“I had a great job and a wonderful family, and a good life, but I just fell into a deep hole of depression and needed help to get out of it.

“Trott needs to know that people are there for him and that he has the support he needs.”

As well as getting that support from family, friends and team-mates, Trott will also have the backing of the English Cricket Board (ECB) and the Professional Cricketers’ Association (PCA).

And Fowler believes both organisations are playing a proactive role in dealing with mental illness with the sport.

He said: “In recent years, the ECB and PCA have done really well in dealing with the issue.
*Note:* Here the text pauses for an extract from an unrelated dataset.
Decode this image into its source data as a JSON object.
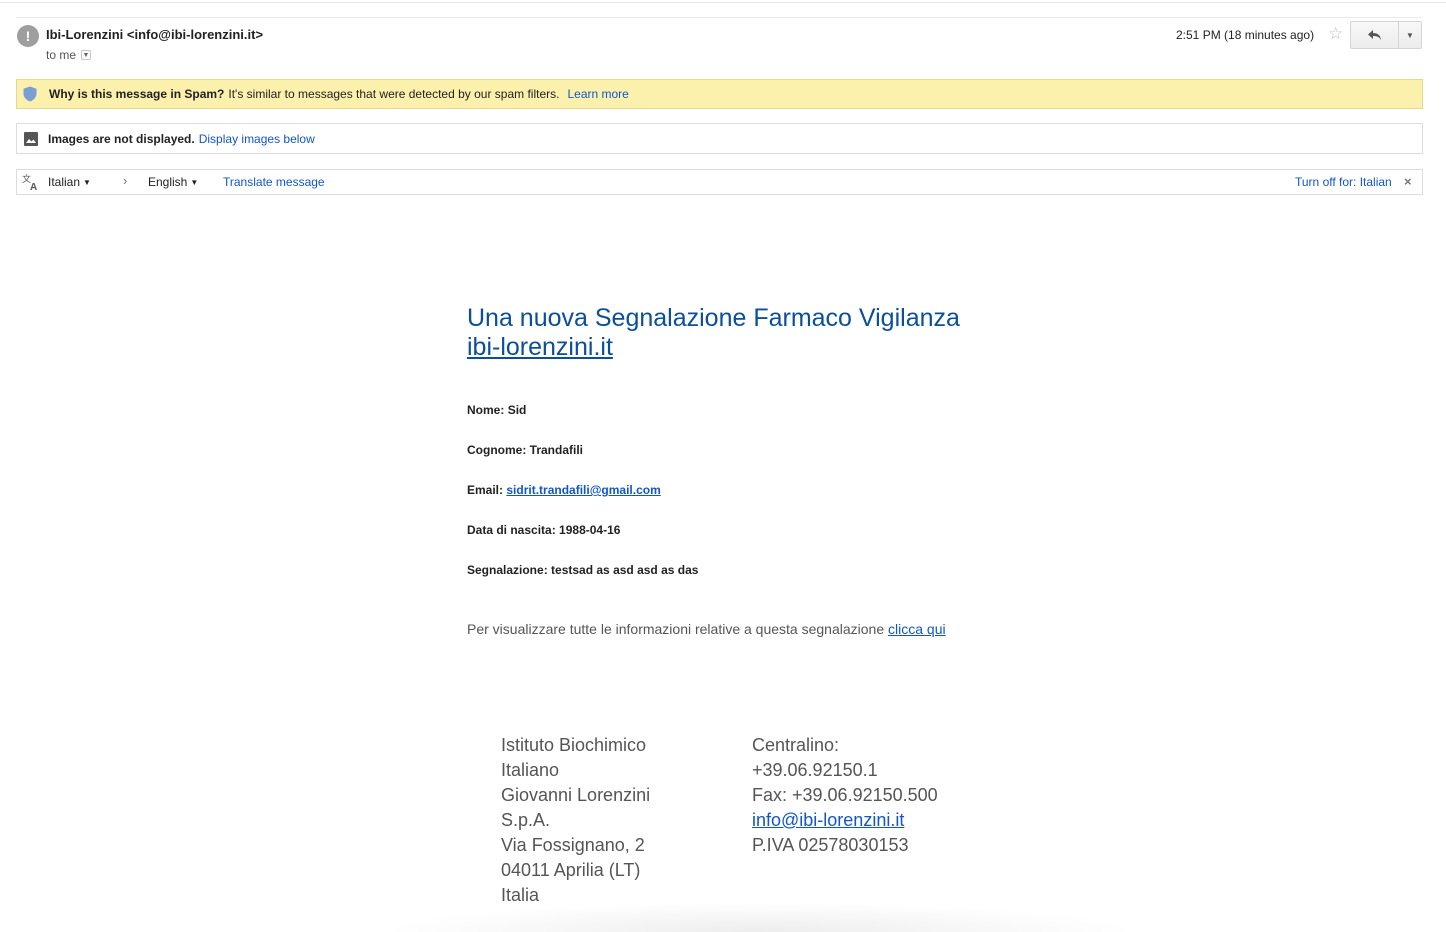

“I have spoken to a number of cricketers about the issue for the PCA, but where they have been brilliant is that they are now going out to interview people like my wife Sarah to see how they deal with it, and what signs if any they look out for.

“When I was first diagnosed I had a young family, and I couldn’t explain to them how I was feeling.

“My young daughters wanted to know how I was, so I used a scale to explain to them.

“If I was feeling a 10 that was neutral, 10 to 20 was a good day, and below 10 was a bad day.

“That way they knew what kind of day I was having and if it was below 10 my eldest who was eight years old at the time, would say do you want me to sit with you daddy or do you want me to leave you alone?

“I think it’s important that the people who are ill get support, but also their families.”

Fowler, who heads the MCC-sponsored Centre of Excellence at Durham University, has hit out at the comments from Australian David Warner that Trott dismissal in the first innings of the Brisbane Test was “pretty poor and weak”.

Warner’s comments were made before Trott’s revelation, and while Fowler says that will have had no bearing on the English batsman’s decision to return home, he felt they were unnecessary.

He added: “It is sadly what we have come to expect from Warner, a crass comment. I don’t think it will have affected Trott, but players shouldn’t be commenting like that about fellow professionals like that in public.”

Trott is the latest in a line of English cricketers to reveal he is suffering from a mental illness, with Marcos Trescothick and Michael Yardy speaking publicly about their problems in recent years.

And Fowler added: “You don’t want to see anyone else go through it, but if bringing the issue to the public’s attention helps then that’s a good thing.

“Hopefully, Trott will get the help he needs to deal with it, but if by speaking out, he helps someone else that is a big silver lining.”